======== Data supplied

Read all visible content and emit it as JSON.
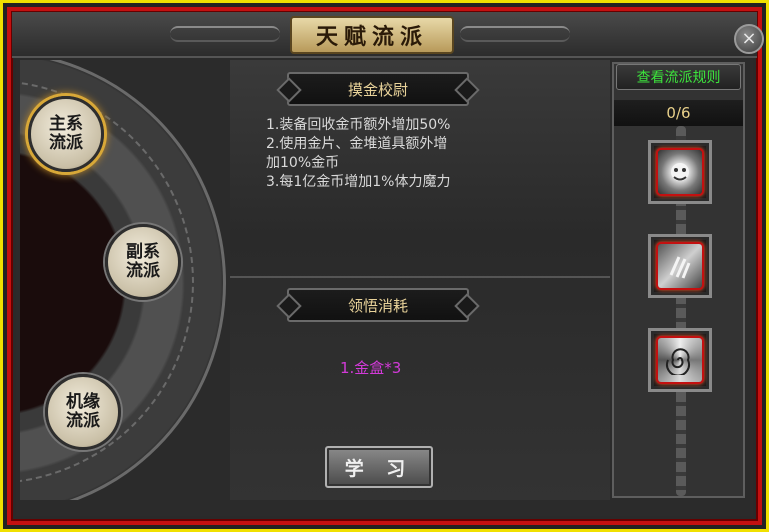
{
  "window": {
    "title": "天赋流派",
    "close_label": "×"
  },
  "schools": [
    {
      "line1": "主系",
      "line2": "流派",
      "active": true
    },
    {
      "line1": "副系",
      "line2": "流派",
      "active": false
    },
    {
      "line1": "机缘",
      "line2": "流派",
      "active": false
    }
  ],
  "talent": {
    "name": "摸金校尉",
    "effects": [
      "1.装备回收金币额外增加50%",
      "2.使用金片、金堆道具额外增",
      "加10%金币",
      "3.每1亿金币增加1%体力魔力"
    ]
  },
  "cost": {
    "header": "领悟消耗",
    "items": [
      "1.金盒*3"
    ]
  },
  "learn_button": "学 习",
  "right_panel": {
    "rules_button": "查看流派规则",
    "counter": "0/6",
    "skills": [
      {
        "icon": "beast-skill-icon"
      },
      {
        "icon": "claw-skill-icon"
      },
      {
        "icon": "vortex-skill-icon"
      }
    ]
  },
  "colors": {
    "outer_border": "#f0e000",
    "frame_red": "#c41010",
    "header_text": "#e9d39a",
    "cost_text": "#d23ad8",
    "rules_text": "#3ce23c"
  }
}
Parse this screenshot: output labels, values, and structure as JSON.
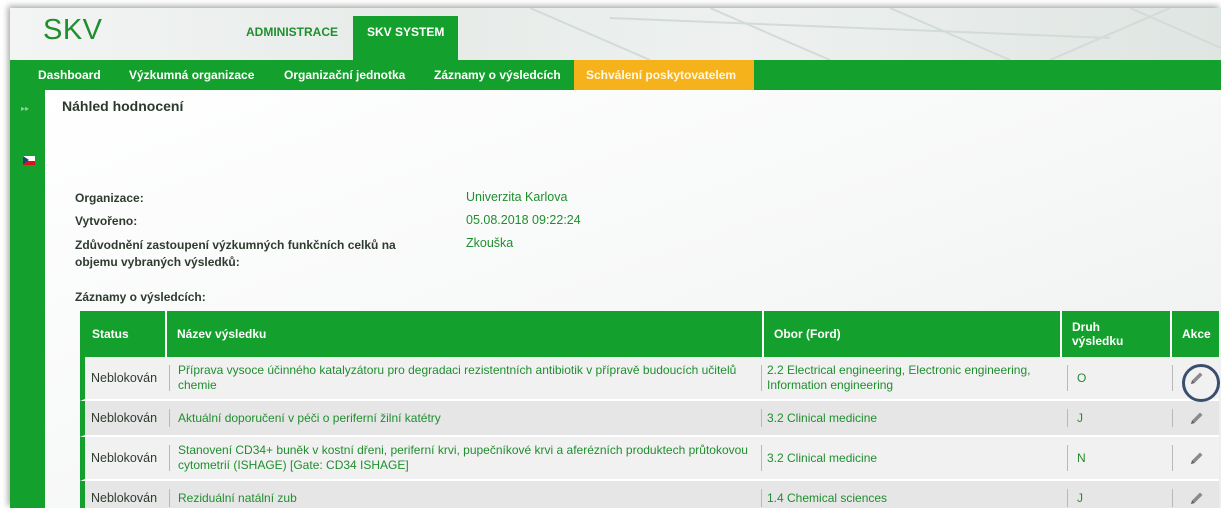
{
  "app": {
    "logo": "SKV",
    "top_tabs": [
      {
        "label": "ADMINISTRACE",
        "active": false
      },
      {
        "label": "SKV SYSTEM",
        "active": true
      }
    ]
  },
  "nav": {
    "items": [
      {
        "label": "Dashboard",
        "active": false
      },
      {
        "label": "Výzkumná organizace",
        "active": false
      },
      {
        "label": "Organizační jednotka",
        "active": false
      },
      {
        "label": "Záznamy o výsledcích",
        "active": false
      },
      {
        "label": "Schválení poskytovatelem",
        "active": true
      }
    ]
  },
  "sidebar": {
    "icons": [
      "expand-arrows-icon",
      "czech-flag-icon"
    ]
  },
  "page": {
    "title": "Náhled hodnocení",
    "info": [
      {
        "label": "Organizace:",
        "value": "Univerzita Karlova"
      },
      {
        "label": "Vytvořeno:",
        "value": "05.08.2018 09:22:24"
      },
      {
        "label": "Zdůvodnění zastoupení výzkumných funkčních celků na objemu vybraných výsledků:",
        "value": "Zkouška"
      }
    ],
    "section_title": "Záznamy o výsledcích:"
  },
  "table": {
    "headers": {
      "status": "Status",
      "name": "Název výsledku",
      "obor": "Obor (Ford)",
      "druh": "Druh výsledku",
      "akce": "Akce"
    },
    "rows": [
      {
        "status": "Neblokován",
        "name": "Příprava vysoce účinného katalyzátoru pro degradaci rezistentních antibiotik v přípravě budoucích učitelů chemie",
        "obor": "2.2 Electrical engineering, Electronic engineering, Information engineering",
        "druh": "O",
        "action_icon": "pencil-icon"
      },
      {
        "status": "Neblokován",
        "name": "Aktuální doporučení v péči o periferní žilní katétry",
        "obor": "3.2 Clinical medicine",
        "druh": "J",
        "action_icon": "pencil-icon"
      },
      {
        "status": "Neblokován",
        "name": "Stanovení CD34+ buněk v kostní dřeni, periferní krvi, pupečníkové krvi a aferézních produktech průtokovou cytometrií (ISHAGE) [Gate: CD34 ISHAGE]",
        "obor": "3.2 Clinical medicine",
        "druh": "N",
        "action_icon": "pencil-icon"
      },
      {
        "status": "Neblokován",
        "name": "Reziduální natální zub",
        "obor": "1.4 Chemical sciences",
        "druh": "J",
        "action_icon": "pencil-icon"
      }
    ]
  },
  "colors": {
    "brand_green": "#14a02c",
    "link_green": "#1f8f2e",
    "active_orange": "#f6b21b",
    "highlight_circle": "#3a4f6e"
  }
}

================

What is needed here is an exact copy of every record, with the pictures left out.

Read all visible content and emit it as JSON.
{
  "window": {
    "title": "天赋流派",
    "close_label": "×"
  },
  "schools": [
    {
      "line1": "主系",
      "line2": "流派",
      "active": true
    },
    {
      "line1": "副系",
      "line2": "流派",
      "active": false
    },
    {
      "line1": "机缘",
      "line2": "流派",
      "active": false
    }
  ],
  "talent": {
    "name": "摸金校尉",
    "effects": [
      "1.装备回收金币额外增加50%",
      "2.使用金片、金堆道具额外增",
      "加10%金币",
      "3.每1亿金币增加1%体力魔力"
    ]
  },
  "cost": {
    "header": "领悟消耗",
    "items": [
      "1.金盒*3"
    ]
  },
  "learn_button": "学 习",
  "right_panel": {
    "rules_button": "查看流派规则",
    "counter": "0/6",
    "skills": [
      {
        "icon": "beast-skill-icon"
      },
      {
        "icon": "claw-skill-icon"
      },
      {
        "icon": "vortex-skill-icon"
      }
    ]
  },
  "colors": {
    "outer_border": "#f0e000",
    "frame_red": "#c41010",
    "header_text": "#e9d39a",
    "cost_text": "#d23ad8",
    "rules_text": "#3ce23c"
  }
}
Parse this screenshot: output labels, values, and structure as JSON.
{
  "app": {
    "logo": "SKV",
    "top_tabs": [
      {
        "label": "ADMINISTRACE",
        "active": false
      },
      {
        "label": "SKV SYSTEM",
        "active": true
      }
    ]
  },
  "nav": {
    "items": [
      {
        "label": "Dashboard",
        "active": false
      },
      {
        "label": "Výzkumná organizace",
        "active": false
      },
      {
        "label": "Organizační jednotka",
        "active": false
      },
      {
        "label": "Záznamy o výsledcích",
        "active": false
      },
      {
        "label": "Schválení poskytovatelem",
        "active": true
      }
    ]
  },
  "sidebar": {
    "icons": [
      "expand-arrows-icon",
      "czech-flag-icon"
    ]
  },
  "page": {
    "title": "Náhled hodnocení",
    "info": [
      {
        "label": "Organizace:",
        "value": "Univerzita Karlova"
      },
      {
        "label": "Vytvořeno:",
        "value": "05.08.2018 09:22:24"
      },
      {
        "label": "Zdůvodnění zastoupení výzkumných funkčních celků na objemu vybraných výsledků:",
        "value": "Zkouška"
      }
    ],
    "section_title": "Záznamy o výsledcích:"
  },
  "table": {
    "headers": {
      "status": "Status",
      "name": "Název výsledku",
      "obor": "Obor (Ford)",
      "druh": "Druh výsledku",
      "akce": "Akce"
    },
    "rows": [
      {
        "status": "Neblokován",
        "name": "Příprava vysoce účinného katalyzátoru pro degradaci rezistentních antibiotik v přípravě budoucích učitelů chemie",
        "obor": "2.2 Electrical engineering, Electronic engineering, Information engineering",
        "druh": "O",
        "action_icon": "pencil-icon"
      },
      {
        "status": "Neblokován",
        "name": "Aktuální doporučení v péči o periferní žilní katétry",
        "obor": "3.2 Clinical medicine",
        "druh": "J",
        "action_icon": "pencil-icon"
      },
      {
        "status": "Neblokován",
        "name": "Stanovení CD34+ buněk v kostní dřeni, periferní krvi, pupečníkové krvi a aferézních produktech průtokovou cytometrií (ISHAGE) [Gate: CD34 ISHAGE]",
        "obor": "3.2 Clinical medicine",
        "druh": "N",
        "action_icon": "pencil-icon"
      },
      {
        "status": "Neblokován",
        "name": "Reziduální natální zub",
        "obor": "1.4 Chemical sciences",
        "druh": "J",
        "action_icon": "pencil-icon"
      }
    ]
  },
  "colors": {
    "brand_green": "#14a02c",
    "link_green": "#1f8f2e",
    "active_orange": "#f6b21b",
    "highlight_circle": "#3a4f6e"
  }
}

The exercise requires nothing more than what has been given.